One person dies by suicide every 13 minutes in the United States, according to Barb Bigalke, founder and executive director of the Center for Suicide Awareness. She also points out:
- Suicide is the second leading cause of death for people ages 15 to 24, just after traffic accidents.
- Twenty-two U.S. veterans die every day by suicide.
While September is Suicide Awareness Month, the mission of the Center for Suicide Awareness is to create awareness of these staggering statistics every month of the year.
The nonprofit agency, which is based in Kaukauna, is a statewide organization that provides support, education and resources to individuals, families, veterans, schools, businesses and community agencies. Free support groups are available for youth and adults. The focus is on teaching coping skills, discussing the stages of grief and simply being available for folks.
“We are there for people,” Bigalke said. “We are very much an agency that works with people where they are in their journey. It’s not about judgement. It’s about respect and dignity and where can we help.”
One of the agency’s largest events is the Walk for Suicide Awareness slated for Sept. 16 at Hydro Park in Kaukauna. The event has been growing every year since 2010.

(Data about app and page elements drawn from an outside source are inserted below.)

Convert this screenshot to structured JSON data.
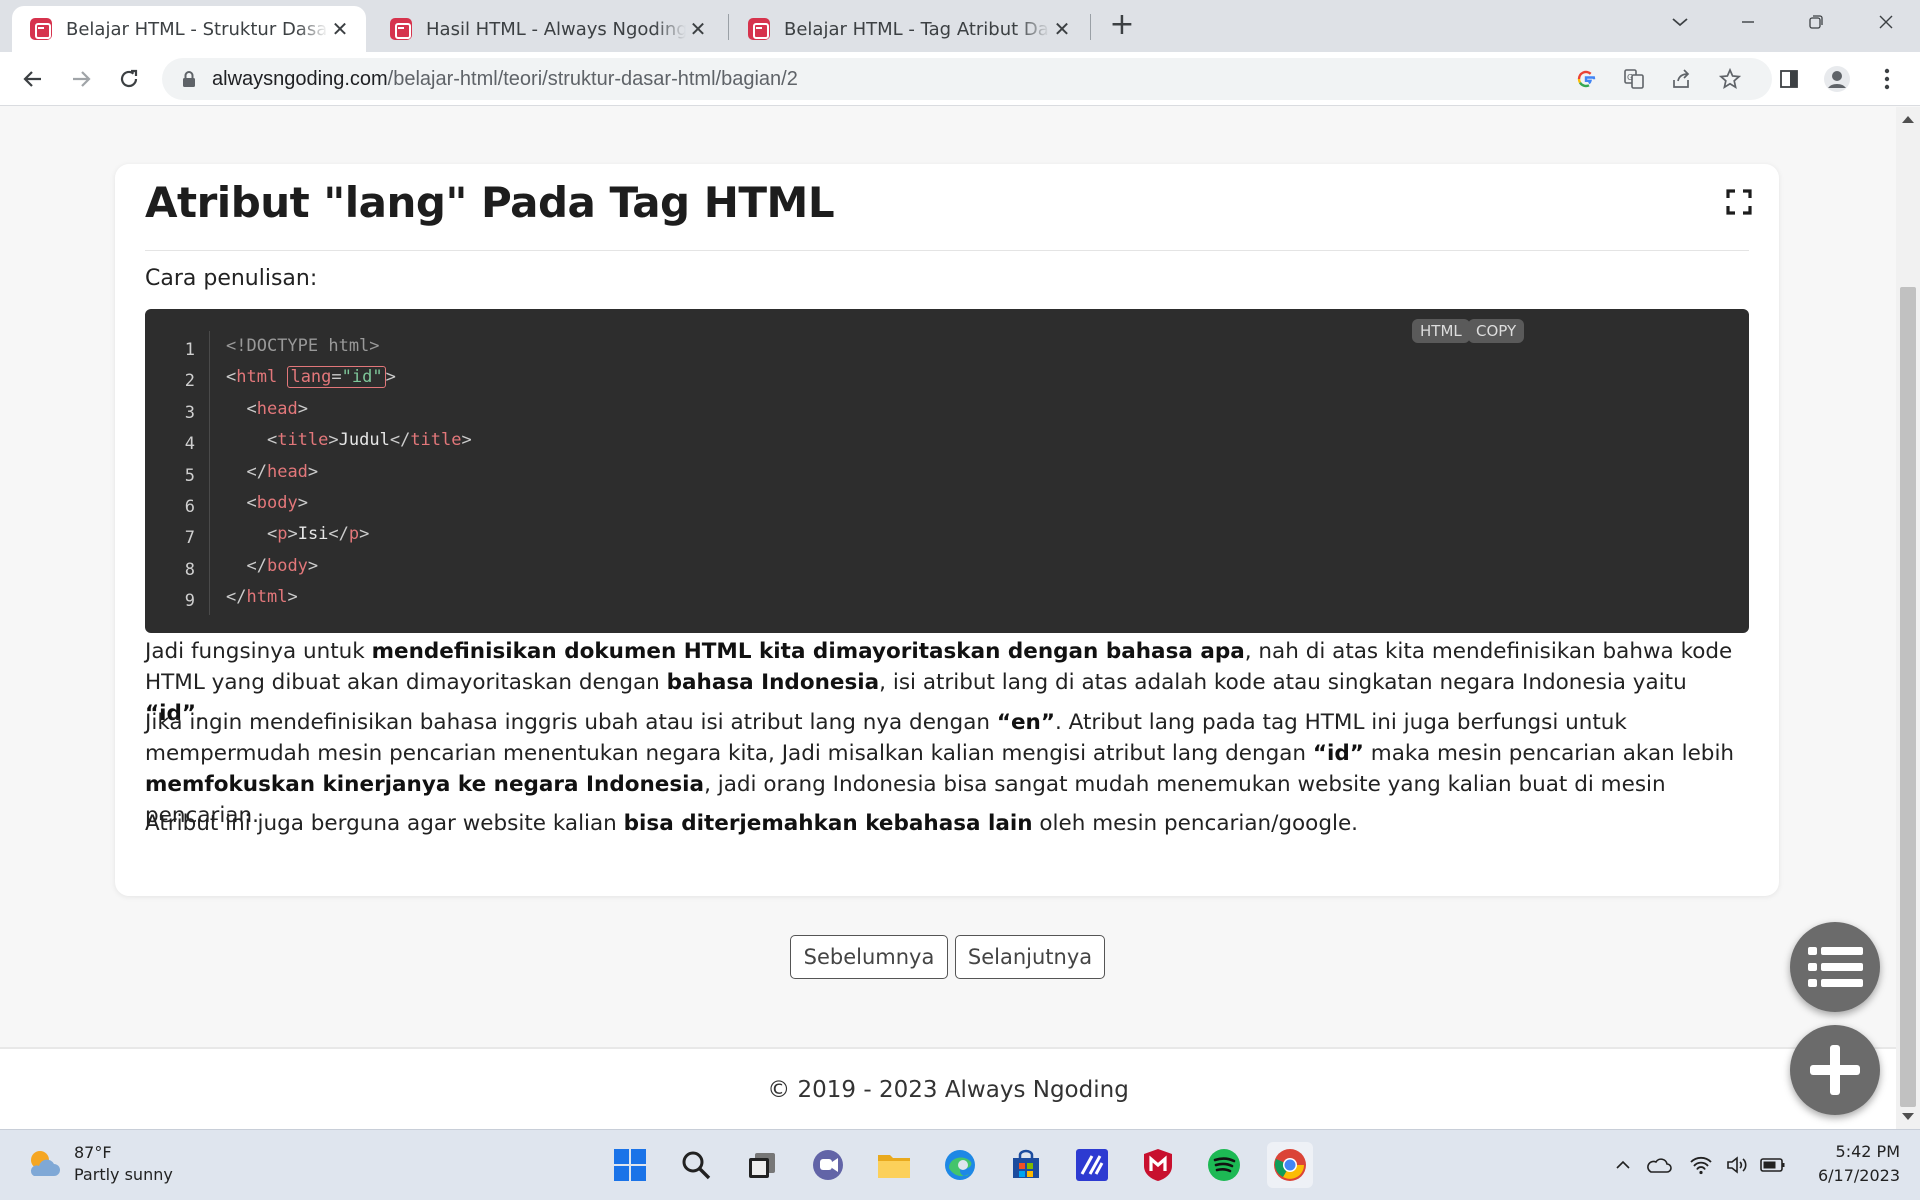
{
  "browser": {
    "tabs": [
      {
        "title": "Belajar HTML - Struktur Dasar HTML",
        "active": true
      },
      {
        "title": "Hasil HTML - Always Ngoding",
        "active": false
      },
      {
        "title": "Belajar HTML - Tag Atribut Dan Elemen",
        "active": false
      }
    ],
    "url_host": "alwaysngoding.com",
    "url_path": "/belajar-html/teori/struktur-dasar-html/bagian/2",
    "favicon_color": "#d6334d"
  },
  "page": {
    "heading": "Atribut \"lang\" Pada Tag HTML",
    "lead": "Cara penulisan:",
    "code_badges": {
      "lang": "HTML",
      "copy": "COPY"
    },
    "code_line_numbers": [
      "1",
      "2",
      "3",
      "4",
      "5",
      "6",
      "7",
      "8",
      "9"
    ],
    "code_lines": [
      "<!DOCTYPE html>",
      "<html lang=\"id\">",
      "  <head>",
      "    <title>Judul</title>",
      "  </head>",
      "  <body>",
      "    <p>Isi</p>",
      "  </body>",
      "</html>"
    ],
    "p1": {
      "t1": "Jadi fungsinya untuk ",
      "b1": "mendefinisikan dokumen HTML kita dimayoritaskan dengan bahasa apa",
      "t2": ", nah di atas kita mendefinisikan bahwa kode HTML yang dibuat akan dimayoritaskan dengan ",
      "b2": "bahasa Indonesia",
      "t3": ", isi atribut lang di atas adalah kode atau singkatan negara Indonesia yaitu ",
      "b3": "“id”",
      "t4": "."
    },
    "p2": {
      "t1": "Jika ingin mendefinisikan bahasa inggris ubah atau isi atribut lang nya dengan ",
      "b1": "“en”",
      "t2": ". Atribut lang pada tag HTML ini juga berfungsi untuk mempermudah mesin pencarian menentukan negara kita, Jadi misalkan kalian mengisi atribut lang dengan ",
      "b2": "“id”",
      "t3": " maka mesin pencarian akan lebih ",
      "b3": "memfokuskan kinerjanya ke negara Indonesia",
      "t4": ", jadi orang Indonesia bisa sangat mudah menemukan website yang kalian buat di mesin pencarian."
    },
    "p3": {
      "t1": "Atribut ini juga berguna agar website kalian ",
      "b1": "bisa diterjemahkan kebahasa lain",
      "t2": " oleh mesin pencarian/google."
    },
    "prev_label": "Sebelumnya",
    "next_label": "Selanjutnya",
    "footer": "© 2019 - 2023 Always Ngoding"
  },
  "taskbar": {
    "temp": "87°F",
    "condition": "Partly sunny",
    "time": "5:42 PM",
    "date": "6/17/2023"
  },
  "colors": {
    "code_bg": "#2d2d2d",
    "code_tag": "#e2777a",
    "code_string": "#7ec699",
    "fab_bg": "#6b6b6b"
  }
}
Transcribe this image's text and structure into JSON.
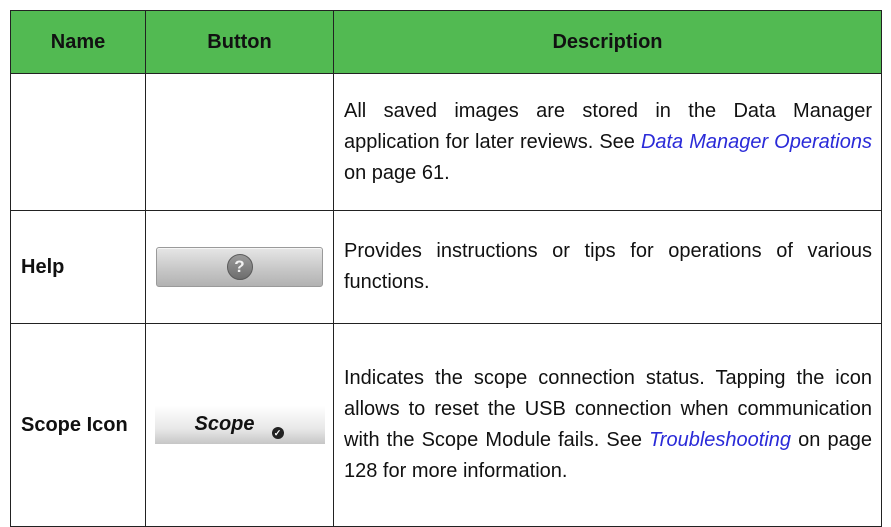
{
  "table": {
    "headers": {
      "name": "Name",
      "button": "Button",
      "description": "Description"
    },
    "rows": [
      {
        "name": "",
        "desc_text": "All saved images are stored in the Data Manager application for later reviews. See ",
        "desc_link": "Data Manager Operations",
        "desc_after": " on page 61."
      },
      {
        "name": "Help",
        "button_icon": "help-question-icon",
        "button_glyph": "?",
        "desc_text": "Provides instructions or tips for operations of various functions."
      },
      {
        "name": "Scope Icon",
        "button_label": "Scope",
        "button_icon": "check-badge-icon",
        "button_glyph": "✓",
        "desc_text": "Indicates the scope connection status. Tapping the icon allows to reset the USB connection when communication with the Scope Module fails. See ",
        "desc_link": "Troubleshooting",
        "desc_after": " on page 128 for more information."
      }
    ]
  },
  "colors": {
    "header_bg": "#52ba52",
    "link": "#2a2ad8"
  }
}
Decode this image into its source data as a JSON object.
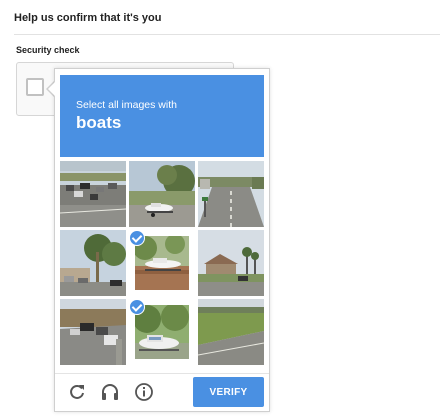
{
  "page": {
    "heading": "Help us confirm that it's you",
    "security_label": "Security check"
  },
  "captcha": {
    "instruction": "Select all images with",
    "keyword": "boats",
    "tiles": [
      {
        "row": 1,
        "col": 1,
        "selected": false
      },
      {
        "row": 1,
        "col": 2,
        "selected": false
      },
      {
        "row": 1,
        "col": 3,
        "selected": false
      },
      {
        "row": 2,
        "col": 1,
        "selected": false
      },
      {
        "row": 2,
        "col": 2,
        "selected": true
      },
      {
        "row": 2,
        "col": 3,
        "selected": false
      },
      {
        "row": 3,
        "col": 1,
        "selected": false
      },
      {
        "row": 3,
        "col": 2,
        "selected": true
      },
      {
        "row": 3,
        "col": 3,
        "selected": false
      }
    ],
    "footer": {
      "reload_icon": "reload-icon",
      "audio_icon": "headphones-icon",
      "info_icon": "info-icon",
      "verify_label": "VERIFY"
    },
    "accent_color": "#4a90e2"
  }
}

“Sometimes people think they are fundraisers,” Bigalke said, “but they are actually awareness events. It’s really about breaking down the stigma. It is OK to ask for help. We all struggle. When we reach out for help it’s a strength, not a weakness.”
The agency also provides drop-in support groups for veterans and current military members and their families, along with support for youth and adult survivors of suicide; informational presentations on suicide prevention; mental health stigma reduction; and AODA support.
The Center also operates HOPELINE 741741, Wisconsin’s only statewide text-based emotional support service. Crisis-trained volunteer responders provide immediate emotional support and resources to anyone who texts, 24/7. A Spanish version of the service is APOYO 741741.
Bigalke said the service provides a window of opportunity for the person who is contemplating suicide and reaching out for help.
Today, HOPELINE receives 235 text messages each month from people in Wisconsin. Bigalke said the service is more than a suicide prevention line – it provides emotional support to people who are struggling and reaching out for help.
“Any time you’re having that bad day, you’ve lost your job, you just broke up – any time you need that emotional support – that is the mission of the HOPELINE.”
One of Bigalke’s most significant accomplishments is the production of the YouTube video, “If You Only Knew What You Left Behind.” In 2014, the video won the Telly Award for the best documentary in the Social Issue/Causes category. She said agencies around the world have been reaching out to inquire about this free resource. A college of nursing in Australia incorporated the video into one of its teaching units. The United Kingdom added it to a health class. The University of Utah is using it for a psychology class.
“Suicide has no discrimination and it can affect anyone,” she said. “That’s why we have to continually bring that awareness piece so people know the warning signs and how to get involved.”
If you want to go
What: Walk for Suicide Awareness
When: Saturday, Sept. 16
Registration: 8:30 a.m. check-in
10 a.m. walk begins
Where: Hydro Park
100 Crooks Ave.
Kaukauna, WI 54130